[DATASET EXTRACT]:
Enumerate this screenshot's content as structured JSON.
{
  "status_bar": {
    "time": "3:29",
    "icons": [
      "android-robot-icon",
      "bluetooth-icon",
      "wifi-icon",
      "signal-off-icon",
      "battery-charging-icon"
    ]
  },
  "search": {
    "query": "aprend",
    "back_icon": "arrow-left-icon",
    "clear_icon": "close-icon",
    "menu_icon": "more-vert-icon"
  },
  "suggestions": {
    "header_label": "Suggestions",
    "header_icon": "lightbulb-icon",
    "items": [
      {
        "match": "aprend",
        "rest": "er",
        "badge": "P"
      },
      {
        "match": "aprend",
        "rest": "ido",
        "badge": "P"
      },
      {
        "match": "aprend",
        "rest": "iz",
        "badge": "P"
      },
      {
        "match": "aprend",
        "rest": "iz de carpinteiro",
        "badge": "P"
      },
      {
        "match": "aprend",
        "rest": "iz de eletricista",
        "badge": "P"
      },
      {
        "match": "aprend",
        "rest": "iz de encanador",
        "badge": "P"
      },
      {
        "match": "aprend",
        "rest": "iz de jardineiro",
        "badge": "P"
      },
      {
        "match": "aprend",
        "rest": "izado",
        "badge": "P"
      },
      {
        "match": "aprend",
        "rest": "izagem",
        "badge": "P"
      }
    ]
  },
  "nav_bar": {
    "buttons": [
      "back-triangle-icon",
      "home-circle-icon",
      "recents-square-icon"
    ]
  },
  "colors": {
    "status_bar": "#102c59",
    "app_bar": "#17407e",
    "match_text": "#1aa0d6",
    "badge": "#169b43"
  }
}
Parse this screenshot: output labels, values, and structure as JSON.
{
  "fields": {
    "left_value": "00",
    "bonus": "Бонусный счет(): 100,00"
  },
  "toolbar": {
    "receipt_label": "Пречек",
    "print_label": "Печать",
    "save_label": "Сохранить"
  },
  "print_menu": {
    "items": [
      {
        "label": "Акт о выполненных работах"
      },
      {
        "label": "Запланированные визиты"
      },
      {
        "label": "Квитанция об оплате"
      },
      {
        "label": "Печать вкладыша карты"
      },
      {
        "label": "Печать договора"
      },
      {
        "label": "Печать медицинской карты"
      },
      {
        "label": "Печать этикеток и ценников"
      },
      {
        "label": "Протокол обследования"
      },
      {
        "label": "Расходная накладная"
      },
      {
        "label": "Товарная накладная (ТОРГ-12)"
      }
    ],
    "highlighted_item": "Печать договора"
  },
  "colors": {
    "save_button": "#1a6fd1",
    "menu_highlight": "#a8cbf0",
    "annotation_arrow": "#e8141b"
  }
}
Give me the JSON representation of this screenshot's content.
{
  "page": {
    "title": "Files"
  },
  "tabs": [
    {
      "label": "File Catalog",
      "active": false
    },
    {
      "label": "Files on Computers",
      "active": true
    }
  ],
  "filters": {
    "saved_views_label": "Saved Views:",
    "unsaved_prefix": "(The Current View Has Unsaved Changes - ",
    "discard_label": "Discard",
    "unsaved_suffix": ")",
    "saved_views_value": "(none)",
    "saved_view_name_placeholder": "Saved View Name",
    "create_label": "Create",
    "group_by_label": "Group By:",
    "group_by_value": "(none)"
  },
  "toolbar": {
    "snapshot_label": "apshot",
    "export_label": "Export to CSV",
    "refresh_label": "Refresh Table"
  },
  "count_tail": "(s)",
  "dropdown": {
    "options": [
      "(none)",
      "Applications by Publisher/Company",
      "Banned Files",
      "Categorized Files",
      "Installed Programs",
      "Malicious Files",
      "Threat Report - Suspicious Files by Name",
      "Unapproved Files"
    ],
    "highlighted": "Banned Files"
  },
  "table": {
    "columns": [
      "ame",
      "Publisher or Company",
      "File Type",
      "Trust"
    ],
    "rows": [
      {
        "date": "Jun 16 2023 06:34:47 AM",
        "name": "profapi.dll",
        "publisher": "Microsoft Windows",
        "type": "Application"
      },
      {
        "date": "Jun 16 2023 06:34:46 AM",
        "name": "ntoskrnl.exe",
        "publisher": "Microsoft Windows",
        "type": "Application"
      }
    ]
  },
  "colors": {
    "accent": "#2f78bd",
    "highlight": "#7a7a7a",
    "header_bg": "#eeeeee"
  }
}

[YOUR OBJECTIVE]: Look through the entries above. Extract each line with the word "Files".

[RESPONSE AREA]:
    "title": "Files"
      "label": "Files on Computers",
      "Banned Files",
      "Categorized Files",
      "Malicious Files",
      "Threat Report - Suspicious Files by Name",
      "Unapproved Files"
    "highlighted": "Banned Files"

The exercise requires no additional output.